[Items from a data source]
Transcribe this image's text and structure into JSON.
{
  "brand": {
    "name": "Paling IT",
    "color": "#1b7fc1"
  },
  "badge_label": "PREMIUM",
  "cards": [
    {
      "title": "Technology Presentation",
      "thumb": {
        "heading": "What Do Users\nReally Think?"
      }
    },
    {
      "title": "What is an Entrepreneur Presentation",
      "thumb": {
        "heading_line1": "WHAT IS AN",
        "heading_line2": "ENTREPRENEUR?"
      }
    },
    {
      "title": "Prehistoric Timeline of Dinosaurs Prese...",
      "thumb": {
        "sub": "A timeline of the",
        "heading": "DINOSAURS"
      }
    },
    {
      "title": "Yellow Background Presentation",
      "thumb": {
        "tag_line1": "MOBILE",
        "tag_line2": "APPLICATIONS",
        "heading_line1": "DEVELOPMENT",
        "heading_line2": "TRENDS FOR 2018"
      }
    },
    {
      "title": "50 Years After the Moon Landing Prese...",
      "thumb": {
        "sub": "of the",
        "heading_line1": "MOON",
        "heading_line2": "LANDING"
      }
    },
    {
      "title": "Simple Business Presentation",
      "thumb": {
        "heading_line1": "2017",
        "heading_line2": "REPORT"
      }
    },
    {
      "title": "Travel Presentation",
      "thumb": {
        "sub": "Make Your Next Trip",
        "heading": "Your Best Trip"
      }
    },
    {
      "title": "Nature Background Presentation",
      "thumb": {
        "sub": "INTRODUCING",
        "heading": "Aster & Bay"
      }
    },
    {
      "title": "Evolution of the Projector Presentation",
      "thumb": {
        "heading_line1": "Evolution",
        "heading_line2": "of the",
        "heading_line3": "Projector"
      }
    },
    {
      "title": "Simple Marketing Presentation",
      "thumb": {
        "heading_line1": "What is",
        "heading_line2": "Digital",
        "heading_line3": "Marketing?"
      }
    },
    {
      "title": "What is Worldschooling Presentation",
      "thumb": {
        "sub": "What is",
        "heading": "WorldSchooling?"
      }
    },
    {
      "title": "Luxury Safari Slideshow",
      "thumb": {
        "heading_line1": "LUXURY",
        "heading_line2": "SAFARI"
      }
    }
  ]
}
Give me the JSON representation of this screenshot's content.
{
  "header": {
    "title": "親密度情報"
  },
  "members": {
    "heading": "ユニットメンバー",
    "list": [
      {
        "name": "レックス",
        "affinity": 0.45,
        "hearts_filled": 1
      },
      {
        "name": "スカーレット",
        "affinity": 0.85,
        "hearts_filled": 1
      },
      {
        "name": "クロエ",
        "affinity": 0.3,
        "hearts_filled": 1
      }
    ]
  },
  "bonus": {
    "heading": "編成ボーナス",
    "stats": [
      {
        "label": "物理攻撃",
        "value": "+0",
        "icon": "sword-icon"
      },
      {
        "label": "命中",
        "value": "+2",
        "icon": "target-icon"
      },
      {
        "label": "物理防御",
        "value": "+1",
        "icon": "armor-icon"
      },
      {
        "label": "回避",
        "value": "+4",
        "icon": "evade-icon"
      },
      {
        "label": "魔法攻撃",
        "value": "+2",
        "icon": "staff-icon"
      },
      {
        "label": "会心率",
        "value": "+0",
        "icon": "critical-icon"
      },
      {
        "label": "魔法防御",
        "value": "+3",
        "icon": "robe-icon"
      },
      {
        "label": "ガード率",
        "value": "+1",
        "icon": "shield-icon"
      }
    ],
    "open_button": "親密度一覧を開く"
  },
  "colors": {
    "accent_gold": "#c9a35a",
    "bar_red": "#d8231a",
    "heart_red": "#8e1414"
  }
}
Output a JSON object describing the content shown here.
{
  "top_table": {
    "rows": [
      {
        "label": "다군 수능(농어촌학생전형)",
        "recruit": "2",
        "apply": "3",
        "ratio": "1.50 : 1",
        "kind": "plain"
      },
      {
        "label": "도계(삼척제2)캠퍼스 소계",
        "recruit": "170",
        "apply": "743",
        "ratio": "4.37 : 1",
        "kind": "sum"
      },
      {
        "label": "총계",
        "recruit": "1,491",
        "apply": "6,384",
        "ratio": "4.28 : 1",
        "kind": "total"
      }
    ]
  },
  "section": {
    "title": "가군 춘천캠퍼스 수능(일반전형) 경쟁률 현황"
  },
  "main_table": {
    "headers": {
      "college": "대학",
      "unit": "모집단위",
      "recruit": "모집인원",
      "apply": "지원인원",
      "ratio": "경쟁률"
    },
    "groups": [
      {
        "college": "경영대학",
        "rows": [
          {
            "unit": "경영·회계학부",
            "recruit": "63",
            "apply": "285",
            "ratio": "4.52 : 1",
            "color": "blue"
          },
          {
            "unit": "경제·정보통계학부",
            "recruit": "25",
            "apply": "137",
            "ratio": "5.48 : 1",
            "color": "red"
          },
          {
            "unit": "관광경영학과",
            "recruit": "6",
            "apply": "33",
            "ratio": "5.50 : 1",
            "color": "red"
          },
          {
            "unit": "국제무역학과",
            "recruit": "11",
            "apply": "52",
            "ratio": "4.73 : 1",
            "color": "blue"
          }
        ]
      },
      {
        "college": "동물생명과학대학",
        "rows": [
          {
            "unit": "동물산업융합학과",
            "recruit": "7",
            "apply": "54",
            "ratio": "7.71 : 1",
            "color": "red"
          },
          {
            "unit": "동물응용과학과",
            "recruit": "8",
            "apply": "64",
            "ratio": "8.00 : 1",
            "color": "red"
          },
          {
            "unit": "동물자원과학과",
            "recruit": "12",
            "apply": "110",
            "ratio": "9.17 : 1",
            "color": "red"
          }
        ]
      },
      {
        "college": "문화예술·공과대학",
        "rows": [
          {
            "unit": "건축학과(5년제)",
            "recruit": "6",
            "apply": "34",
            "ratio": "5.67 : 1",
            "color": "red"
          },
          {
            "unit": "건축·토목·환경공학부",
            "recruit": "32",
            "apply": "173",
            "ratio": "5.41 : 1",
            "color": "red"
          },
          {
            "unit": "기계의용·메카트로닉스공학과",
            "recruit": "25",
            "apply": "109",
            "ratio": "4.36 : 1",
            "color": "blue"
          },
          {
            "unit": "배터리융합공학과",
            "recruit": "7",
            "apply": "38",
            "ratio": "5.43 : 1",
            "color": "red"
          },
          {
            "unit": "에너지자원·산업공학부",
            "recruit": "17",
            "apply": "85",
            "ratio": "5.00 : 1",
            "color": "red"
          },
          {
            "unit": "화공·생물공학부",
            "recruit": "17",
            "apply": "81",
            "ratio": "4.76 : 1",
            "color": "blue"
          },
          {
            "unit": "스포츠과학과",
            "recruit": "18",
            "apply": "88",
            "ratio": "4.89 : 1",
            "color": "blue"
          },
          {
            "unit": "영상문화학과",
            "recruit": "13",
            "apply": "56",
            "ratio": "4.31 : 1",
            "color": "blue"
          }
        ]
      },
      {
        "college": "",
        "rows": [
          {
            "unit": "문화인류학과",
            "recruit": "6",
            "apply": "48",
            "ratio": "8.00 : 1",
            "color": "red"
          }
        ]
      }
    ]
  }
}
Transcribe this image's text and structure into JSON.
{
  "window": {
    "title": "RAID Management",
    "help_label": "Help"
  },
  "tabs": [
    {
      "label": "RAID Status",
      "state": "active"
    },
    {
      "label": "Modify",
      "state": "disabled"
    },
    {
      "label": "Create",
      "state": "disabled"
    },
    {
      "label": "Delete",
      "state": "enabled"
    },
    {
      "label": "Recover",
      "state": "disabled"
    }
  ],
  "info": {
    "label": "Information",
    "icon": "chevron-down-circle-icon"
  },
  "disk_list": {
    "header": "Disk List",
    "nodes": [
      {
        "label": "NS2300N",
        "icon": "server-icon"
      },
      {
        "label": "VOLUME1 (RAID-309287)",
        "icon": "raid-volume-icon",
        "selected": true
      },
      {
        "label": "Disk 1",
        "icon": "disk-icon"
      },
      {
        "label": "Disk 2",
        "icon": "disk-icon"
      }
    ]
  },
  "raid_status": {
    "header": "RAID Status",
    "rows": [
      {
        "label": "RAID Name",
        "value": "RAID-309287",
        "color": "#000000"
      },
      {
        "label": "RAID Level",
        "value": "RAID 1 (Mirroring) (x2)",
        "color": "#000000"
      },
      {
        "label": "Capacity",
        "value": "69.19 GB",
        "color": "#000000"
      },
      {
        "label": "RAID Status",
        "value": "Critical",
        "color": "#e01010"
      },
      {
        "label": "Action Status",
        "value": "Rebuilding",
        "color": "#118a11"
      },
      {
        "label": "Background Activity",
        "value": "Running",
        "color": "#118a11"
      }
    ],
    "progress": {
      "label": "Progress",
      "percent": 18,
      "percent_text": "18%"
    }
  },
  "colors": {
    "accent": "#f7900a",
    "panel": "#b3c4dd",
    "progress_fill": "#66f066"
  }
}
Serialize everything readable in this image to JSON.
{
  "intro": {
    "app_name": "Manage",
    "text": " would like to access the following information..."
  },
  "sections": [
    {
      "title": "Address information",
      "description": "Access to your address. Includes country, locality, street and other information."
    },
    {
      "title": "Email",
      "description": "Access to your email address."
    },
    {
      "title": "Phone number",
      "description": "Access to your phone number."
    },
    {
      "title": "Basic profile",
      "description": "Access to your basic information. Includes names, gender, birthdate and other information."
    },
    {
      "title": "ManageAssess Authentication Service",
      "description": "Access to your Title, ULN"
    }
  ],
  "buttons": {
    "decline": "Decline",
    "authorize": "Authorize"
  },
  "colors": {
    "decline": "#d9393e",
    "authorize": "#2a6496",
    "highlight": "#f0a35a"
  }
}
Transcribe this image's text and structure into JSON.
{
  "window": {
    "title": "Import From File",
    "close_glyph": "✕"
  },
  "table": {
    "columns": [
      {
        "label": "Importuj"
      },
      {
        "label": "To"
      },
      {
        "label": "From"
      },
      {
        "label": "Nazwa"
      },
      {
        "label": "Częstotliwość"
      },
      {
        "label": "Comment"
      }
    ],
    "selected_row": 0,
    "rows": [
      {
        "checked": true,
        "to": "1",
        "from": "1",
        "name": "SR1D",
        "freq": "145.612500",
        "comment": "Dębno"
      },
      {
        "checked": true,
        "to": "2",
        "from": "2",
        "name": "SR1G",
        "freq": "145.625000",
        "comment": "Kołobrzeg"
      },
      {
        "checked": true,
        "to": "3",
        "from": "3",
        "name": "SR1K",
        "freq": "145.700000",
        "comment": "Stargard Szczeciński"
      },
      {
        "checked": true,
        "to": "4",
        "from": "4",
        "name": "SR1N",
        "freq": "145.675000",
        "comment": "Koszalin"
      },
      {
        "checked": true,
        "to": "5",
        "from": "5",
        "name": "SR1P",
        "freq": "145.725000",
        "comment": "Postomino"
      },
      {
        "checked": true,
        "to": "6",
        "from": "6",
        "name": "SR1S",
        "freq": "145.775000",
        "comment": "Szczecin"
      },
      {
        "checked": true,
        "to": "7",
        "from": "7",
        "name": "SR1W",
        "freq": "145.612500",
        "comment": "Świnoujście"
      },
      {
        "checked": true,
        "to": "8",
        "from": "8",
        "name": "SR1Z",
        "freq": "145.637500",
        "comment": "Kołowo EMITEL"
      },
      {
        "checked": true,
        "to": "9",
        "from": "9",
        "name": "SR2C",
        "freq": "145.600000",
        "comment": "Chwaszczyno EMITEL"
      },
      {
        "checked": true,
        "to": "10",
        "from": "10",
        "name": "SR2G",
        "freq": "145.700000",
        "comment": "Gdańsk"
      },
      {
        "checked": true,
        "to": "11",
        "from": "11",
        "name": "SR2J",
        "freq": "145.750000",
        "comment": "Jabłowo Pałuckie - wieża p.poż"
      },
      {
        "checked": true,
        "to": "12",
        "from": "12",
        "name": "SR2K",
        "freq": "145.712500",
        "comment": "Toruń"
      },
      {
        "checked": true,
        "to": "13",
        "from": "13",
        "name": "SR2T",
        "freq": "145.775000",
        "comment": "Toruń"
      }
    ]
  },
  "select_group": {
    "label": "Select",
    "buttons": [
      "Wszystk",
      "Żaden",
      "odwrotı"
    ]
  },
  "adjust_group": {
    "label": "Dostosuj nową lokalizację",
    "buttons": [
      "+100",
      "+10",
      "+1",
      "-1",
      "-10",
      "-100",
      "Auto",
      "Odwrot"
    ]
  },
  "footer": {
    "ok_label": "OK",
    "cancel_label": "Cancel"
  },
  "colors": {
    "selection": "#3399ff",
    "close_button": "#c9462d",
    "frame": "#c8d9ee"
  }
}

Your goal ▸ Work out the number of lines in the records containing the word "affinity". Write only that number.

Your solution ▸ 3